Research and Development Centre (RDC)
Prague, Czech Republic
I joined RDC as Director in May 2007. RDC is a joint university-industry R&D centre, focussing its research activities in the area of mobile wireless networks.
From June 2003 till December 2006 I was a Senior Researcher at the Intel Research Laboratory in Cambridge, UK, where the core topics of my research were adaptive networking systems, resistant, high-performance network architectures and network content anonymization. Since 2005 I have also been a Visiting Professor at the Department of Applied Mathematics (KAM) at the Charles University, Prague, Czech Republic.

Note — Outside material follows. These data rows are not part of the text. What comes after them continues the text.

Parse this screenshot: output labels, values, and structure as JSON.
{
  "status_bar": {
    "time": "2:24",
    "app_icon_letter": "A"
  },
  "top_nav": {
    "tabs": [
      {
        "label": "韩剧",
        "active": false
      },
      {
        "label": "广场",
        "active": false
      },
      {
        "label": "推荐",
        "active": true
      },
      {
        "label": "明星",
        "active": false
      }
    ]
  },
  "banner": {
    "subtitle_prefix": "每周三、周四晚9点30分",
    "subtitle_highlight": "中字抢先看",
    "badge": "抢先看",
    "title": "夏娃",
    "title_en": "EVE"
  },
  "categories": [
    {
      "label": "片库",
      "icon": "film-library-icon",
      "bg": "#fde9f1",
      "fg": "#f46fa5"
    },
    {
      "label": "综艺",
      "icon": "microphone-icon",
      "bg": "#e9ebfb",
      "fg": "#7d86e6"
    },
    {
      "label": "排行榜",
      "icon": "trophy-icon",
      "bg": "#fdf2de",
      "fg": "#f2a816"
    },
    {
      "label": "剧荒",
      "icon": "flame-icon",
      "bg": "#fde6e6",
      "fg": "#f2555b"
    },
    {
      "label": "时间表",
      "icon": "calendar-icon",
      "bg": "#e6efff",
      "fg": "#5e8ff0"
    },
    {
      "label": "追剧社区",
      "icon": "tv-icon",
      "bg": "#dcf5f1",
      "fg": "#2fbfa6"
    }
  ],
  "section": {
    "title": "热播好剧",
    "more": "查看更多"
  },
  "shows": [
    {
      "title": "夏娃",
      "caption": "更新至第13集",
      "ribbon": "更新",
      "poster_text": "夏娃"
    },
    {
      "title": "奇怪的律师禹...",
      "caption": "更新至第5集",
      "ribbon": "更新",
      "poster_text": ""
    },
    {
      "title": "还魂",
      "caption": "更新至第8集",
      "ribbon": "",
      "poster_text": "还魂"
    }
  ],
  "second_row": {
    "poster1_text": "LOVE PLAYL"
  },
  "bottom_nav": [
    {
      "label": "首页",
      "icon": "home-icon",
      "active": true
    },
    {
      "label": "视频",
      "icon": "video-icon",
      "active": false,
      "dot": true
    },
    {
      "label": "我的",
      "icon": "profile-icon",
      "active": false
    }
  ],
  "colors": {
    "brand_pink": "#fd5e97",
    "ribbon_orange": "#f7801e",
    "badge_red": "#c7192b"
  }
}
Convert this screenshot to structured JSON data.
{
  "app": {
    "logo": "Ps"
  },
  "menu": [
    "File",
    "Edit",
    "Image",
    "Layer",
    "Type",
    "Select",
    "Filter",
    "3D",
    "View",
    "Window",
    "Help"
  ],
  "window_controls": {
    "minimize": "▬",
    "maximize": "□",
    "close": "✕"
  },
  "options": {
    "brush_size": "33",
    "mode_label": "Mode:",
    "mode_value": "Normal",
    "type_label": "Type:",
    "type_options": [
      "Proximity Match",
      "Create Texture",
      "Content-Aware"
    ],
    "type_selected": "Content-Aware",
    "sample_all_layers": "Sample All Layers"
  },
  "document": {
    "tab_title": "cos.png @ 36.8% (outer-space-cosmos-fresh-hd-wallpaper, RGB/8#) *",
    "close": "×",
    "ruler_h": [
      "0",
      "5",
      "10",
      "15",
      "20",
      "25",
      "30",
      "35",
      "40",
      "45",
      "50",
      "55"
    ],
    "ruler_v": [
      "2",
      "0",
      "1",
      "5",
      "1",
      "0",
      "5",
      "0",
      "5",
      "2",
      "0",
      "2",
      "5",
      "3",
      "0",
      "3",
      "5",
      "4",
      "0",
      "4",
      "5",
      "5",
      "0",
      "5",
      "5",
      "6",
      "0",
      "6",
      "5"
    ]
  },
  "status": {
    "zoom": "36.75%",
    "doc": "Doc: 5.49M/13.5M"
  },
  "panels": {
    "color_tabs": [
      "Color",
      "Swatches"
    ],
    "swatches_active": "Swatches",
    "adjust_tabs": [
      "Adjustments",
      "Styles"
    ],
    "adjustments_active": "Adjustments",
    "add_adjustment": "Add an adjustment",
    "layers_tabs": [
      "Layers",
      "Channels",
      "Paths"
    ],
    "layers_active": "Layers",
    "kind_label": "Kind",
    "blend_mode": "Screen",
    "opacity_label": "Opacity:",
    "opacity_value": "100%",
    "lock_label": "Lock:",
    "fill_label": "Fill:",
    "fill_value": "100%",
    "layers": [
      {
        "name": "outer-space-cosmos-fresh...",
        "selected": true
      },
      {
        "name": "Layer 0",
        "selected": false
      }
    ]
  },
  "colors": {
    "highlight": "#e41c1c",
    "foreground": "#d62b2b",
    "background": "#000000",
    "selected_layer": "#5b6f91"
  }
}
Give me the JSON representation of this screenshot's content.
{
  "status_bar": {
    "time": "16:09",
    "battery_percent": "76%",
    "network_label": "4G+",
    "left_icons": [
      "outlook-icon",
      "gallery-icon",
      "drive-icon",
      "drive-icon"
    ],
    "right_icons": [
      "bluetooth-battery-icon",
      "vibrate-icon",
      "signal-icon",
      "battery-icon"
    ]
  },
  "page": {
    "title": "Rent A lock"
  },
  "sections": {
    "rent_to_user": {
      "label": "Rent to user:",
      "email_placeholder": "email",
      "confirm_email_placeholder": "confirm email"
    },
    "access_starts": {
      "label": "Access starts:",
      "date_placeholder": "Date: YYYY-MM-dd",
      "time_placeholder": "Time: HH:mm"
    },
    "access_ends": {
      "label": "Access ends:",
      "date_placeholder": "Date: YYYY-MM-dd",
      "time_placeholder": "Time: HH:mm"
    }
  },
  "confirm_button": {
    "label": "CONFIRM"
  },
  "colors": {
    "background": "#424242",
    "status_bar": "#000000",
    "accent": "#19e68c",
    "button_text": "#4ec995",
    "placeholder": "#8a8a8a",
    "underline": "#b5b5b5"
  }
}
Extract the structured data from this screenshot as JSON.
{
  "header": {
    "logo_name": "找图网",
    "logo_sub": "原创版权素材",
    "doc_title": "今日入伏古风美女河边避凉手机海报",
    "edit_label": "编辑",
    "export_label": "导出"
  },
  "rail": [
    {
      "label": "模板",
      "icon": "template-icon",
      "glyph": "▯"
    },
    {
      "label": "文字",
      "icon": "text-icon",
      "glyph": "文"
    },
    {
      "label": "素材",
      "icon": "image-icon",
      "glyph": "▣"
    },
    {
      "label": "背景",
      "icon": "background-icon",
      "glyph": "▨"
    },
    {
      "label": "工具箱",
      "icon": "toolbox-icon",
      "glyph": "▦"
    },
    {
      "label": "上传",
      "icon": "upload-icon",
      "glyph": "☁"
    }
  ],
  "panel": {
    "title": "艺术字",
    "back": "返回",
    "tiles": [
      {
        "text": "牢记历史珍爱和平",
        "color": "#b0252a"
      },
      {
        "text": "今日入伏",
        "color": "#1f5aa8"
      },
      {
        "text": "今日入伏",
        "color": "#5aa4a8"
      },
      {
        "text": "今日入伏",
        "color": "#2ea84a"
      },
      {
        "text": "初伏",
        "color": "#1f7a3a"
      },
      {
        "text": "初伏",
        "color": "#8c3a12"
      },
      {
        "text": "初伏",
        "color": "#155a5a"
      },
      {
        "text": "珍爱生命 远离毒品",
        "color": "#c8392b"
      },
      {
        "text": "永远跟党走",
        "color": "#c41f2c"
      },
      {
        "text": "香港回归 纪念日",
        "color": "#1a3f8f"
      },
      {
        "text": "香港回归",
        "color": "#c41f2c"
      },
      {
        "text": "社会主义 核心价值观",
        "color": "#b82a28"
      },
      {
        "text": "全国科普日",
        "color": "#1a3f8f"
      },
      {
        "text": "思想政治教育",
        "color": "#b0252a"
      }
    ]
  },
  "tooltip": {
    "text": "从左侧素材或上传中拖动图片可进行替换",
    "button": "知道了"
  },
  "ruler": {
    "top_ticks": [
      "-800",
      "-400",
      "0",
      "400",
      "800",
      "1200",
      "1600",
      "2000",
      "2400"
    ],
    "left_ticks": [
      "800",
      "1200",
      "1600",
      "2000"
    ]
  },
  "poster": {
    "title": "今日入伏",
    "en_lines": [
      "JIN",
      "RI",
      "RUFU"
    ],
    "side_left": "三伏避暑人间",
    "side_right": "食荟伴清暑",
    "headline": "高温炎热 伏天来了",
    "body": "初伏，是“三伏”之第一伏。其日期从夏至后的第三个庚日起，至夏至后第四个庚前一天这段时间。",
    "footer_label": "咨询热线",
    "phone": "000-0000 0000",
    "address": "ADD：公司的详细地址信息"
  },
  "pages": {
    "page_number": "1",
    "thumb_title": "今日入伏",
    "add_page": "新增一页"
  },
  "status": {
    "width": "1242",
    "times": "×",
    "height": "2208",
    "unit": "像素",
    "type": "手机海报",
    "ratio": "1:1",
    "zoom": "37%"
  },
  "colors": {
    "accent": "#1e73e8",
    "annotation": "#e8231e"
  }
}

Prior to that (1999-2003), I was a member of the IBM Zurich Research Laboratory, where I explored the design of advanced applications for network processors.
I received a Master's degree in Computer Science from the Charles University, Prague, Czech Republic, in 1995, and a Ph.D. degree in Communication Networks from the Swiss Federal Institute of Technology (EPFL), Lausanne, Switzerland, in March 2003. The thesis focused on load-sharing schemes for multiprocessor systems within communication networks.
Curriculum Vitae: PDF
My research interests and expertise include: architecture and modelling of networking and distributed systems; network resistance, robustness and performance optimization; collection, privacy-protection and mining of network data; applying combinatorial optimization and graph theory to specific networking problems, and communication networks’ architecture, protocols and applications in general.
This project develops methods and algorithms for networking devices that are context-aware and seamlessly adapt to the immediate network traffic profile. Specifically, we design prototypes of a traffic-adaptive load balancer and a traffic-adaptive firewall, showing vast performance improvements over static solutions.
Oct 06: The Adaptive Firewall is presented at the Intel Developer Forum (IDF) in Prague.
Sep 06: The "Sequence-Preserving Adaptive Load Balancers" paper is accepted for the ACM/IEEE ANCS conference.
Jun 06: The Adaptive Firewall demo receives worldwide press coverage at the Research@Intel day in Santa Clara.
Apr 06: Christian Schwarzer receives an "Award for an Outstanding Master Thesis" (Best Thesis award) as the only one out 530 graduating students at EPFL, Switzerland, for the Thesis titled "Prediction and Adaptation
in a Traffic-aware Packet Filtering Method", carried out at IR Cambridge under joint supervision of L. Kencl (IRC) and Prof. J.-Y. Le Boudec (EPFL).
Protection of sensitive data is crucial for information sharing and communication among parties that do not necessarily trust each other. This project studies computational techniques to hide the sensitive information, while preserving some ability to perform pattern matching, data mining or statistical analysis over the data.
An essential part of building a network forensics platform is the ability to cope with the run-time workloads. Thus we study techniques to accelerate common algorithmic primitives such as multi-pattern matching and block frequency analysis over network data.
This rock-turning investigation proposes to study techniques and applications allowing the next generation computers to directly cooperate, or become integrated, with the human brain, thus greatly enhancing human capabilities both in the form of an individual as well as of human society.
Visiting Professor at the Department of Applied Mathematics (KAM), Charles University, Prague, where I lead the lecture "Applied Mathematics in Industrial Research";
Participant and contributor to the 2005 CRA Conference on Grand Research Challenges in Computer Architecture;
Member of the Communications Research Network (CRN) DoS-Resistant Internet Working Group.
TPC Member of the IFIP/IEEE MMNS04-07 and the IEEE ICCCAS06 Conferences;
Member of the IEEE and the ACM.
reports are available online.
Last updated February 2007. Copyright © 2006-07 Lukas Kencl.